However Nadal also feels that becoming sucked into another long tournament, with potentially only six days in which to recover before the defence of his French Open title, is too much of a risk. The clay court Grand Slam starts a day earlier this year.
That should re-open a perennial debate about the vagaries of the positioning of major tournaments. But changing entrenched dates, and affecting the vested interests of sponsors, is a vexed and often intractable question.
Nevertheless there is also wide recognition that a more rational calendar is one of the biggest issues facing modern tennis, because ensuring the presence of leading names in top condition at world class venues is the only way to keep up with other sporting competition and with the needs of television.
American James Blake, world number seven and one of the most respected voices on the tour, believes that there are short and long-term solutions which can help ensure that it is unlikely to happen again.
"I think - I hope - we are attempting to shorten the schedule a little bit," said Blake, who notched up a 6-3, 3-6, 7-5 win over Carlos Moya, the former world number one from Spain, on Monday.

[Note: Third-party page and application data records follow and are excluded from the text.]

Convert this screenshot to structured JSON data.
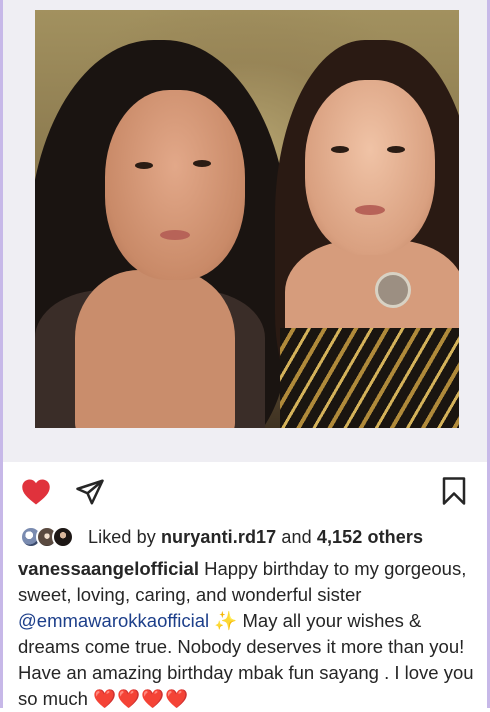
{
  "post": {
    "image_alt": "Two women posing together",
    "actions": {
      "like_icon": "heart-filled-icon",
      "like_color": "#e0323c",
      "share_icon": "paper-plane-icon",
      "save_icon": "bookmark-icon"
    },
    "likes": {
      "prefix": "Liked by ",
      "user": "nuryanti.rd17",
      "connector": " and ",
      "count_text": "4,152 others"
    },
    "caption": {
      "username": "vanessaangelofficial",
      "text_1": " Happy birthday to my gorgeous, sweet, loving, caring, and wonderful sister ",
      "mention": "@emmawarokkaofficial",
      "sparkles": " ✨",
      "text_2": " May all your wishes & dreams come true. Nobody deserves it more than you! Have an amazing birthday mbak fun sayang . I love you so much ",
      "hearts": "❤️❤️❤️❤️"
    }
  }
}
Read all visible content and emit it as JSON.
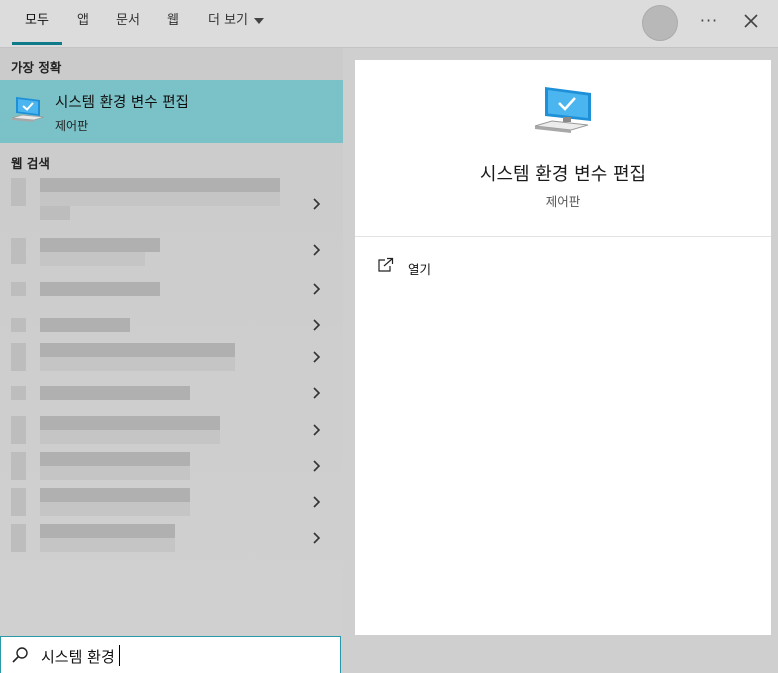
{
  "tabs": [
    {
      "label": "모두",
      "active": true
    },
    {
      "label": "앱",
      "active": false
    },
    {
      "label": "문서",
      "active": false
    },
    {
      "label": "웹",
      "active": false
    },
    {
      "label": "더 보기",
      "active": false
    }
  ],
  "window_buttons": {
    "more": "···"
  },
  "results": {
    "best_match_label": "가장 정확",
    "best_match": {
      "title": "시스템 환경 변수 편집",
      "subtitle": "제어판",
      "icon": "system-monitor-icon"
    },
    "web_label": "웹 검색"
  },
  "detail": {
    "title": "시스템 환경 변수 편집",
    "subtitle": "제어판",
    "icon": "system-monitor-icon",
    "actions": [
      {
        "label": "열기",
        "icon": "open-external-icon"
      }
    ]
  },
  "search": {
    "value": "시스템 환경",
    "icon": "search-icon"
  },
  "colors": {
    "accent": "#0f7a8a",
    "selected_bg": "#7bc2c8",
    "search_border": "#2a9aa8"
  }
}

"Masters Series, two in a row - it's one thing when its Indian Wells and Miami. Roger (Federer) and I were in the final (in Indian Wells) and we had three days to get ready for Miami. It is even four or five because if you are seeded you get a longer break.
"But if you get a five-hour match on Sunday and are expected to play on Tuesday and then to play every day for six days in a row - that's superhuman. It's asking too much," Blake asserted.
"My stop gap solution would be to make the Rome final two out of three sets. I don't know if I have to worry about that in my career, but for the guys who do it would be a help.
"But I also think to shorten the calendar: you see so many guys with so many injuries. Guys' bodies just break down after a while."
The ATP has for some stated that the Indian Wells and Miami version of Masters Series - which combine men's and women's events and last for a week and a half - is its preferred model.
Preliminary discussions about the possibility of converting both the Rome and the Hamburg events into something similar are believed already to have taken place.
Meanwhile Federer and Nadal now have a fortnight in which to lick their wounds and prepare for the long road to the final in Roland Garros on June 11th.
There will be many hurdles before they can get there, but if they do both make it for their third clay court meeting of 2006, it will be one of the most eagerly anticipated matches of all time.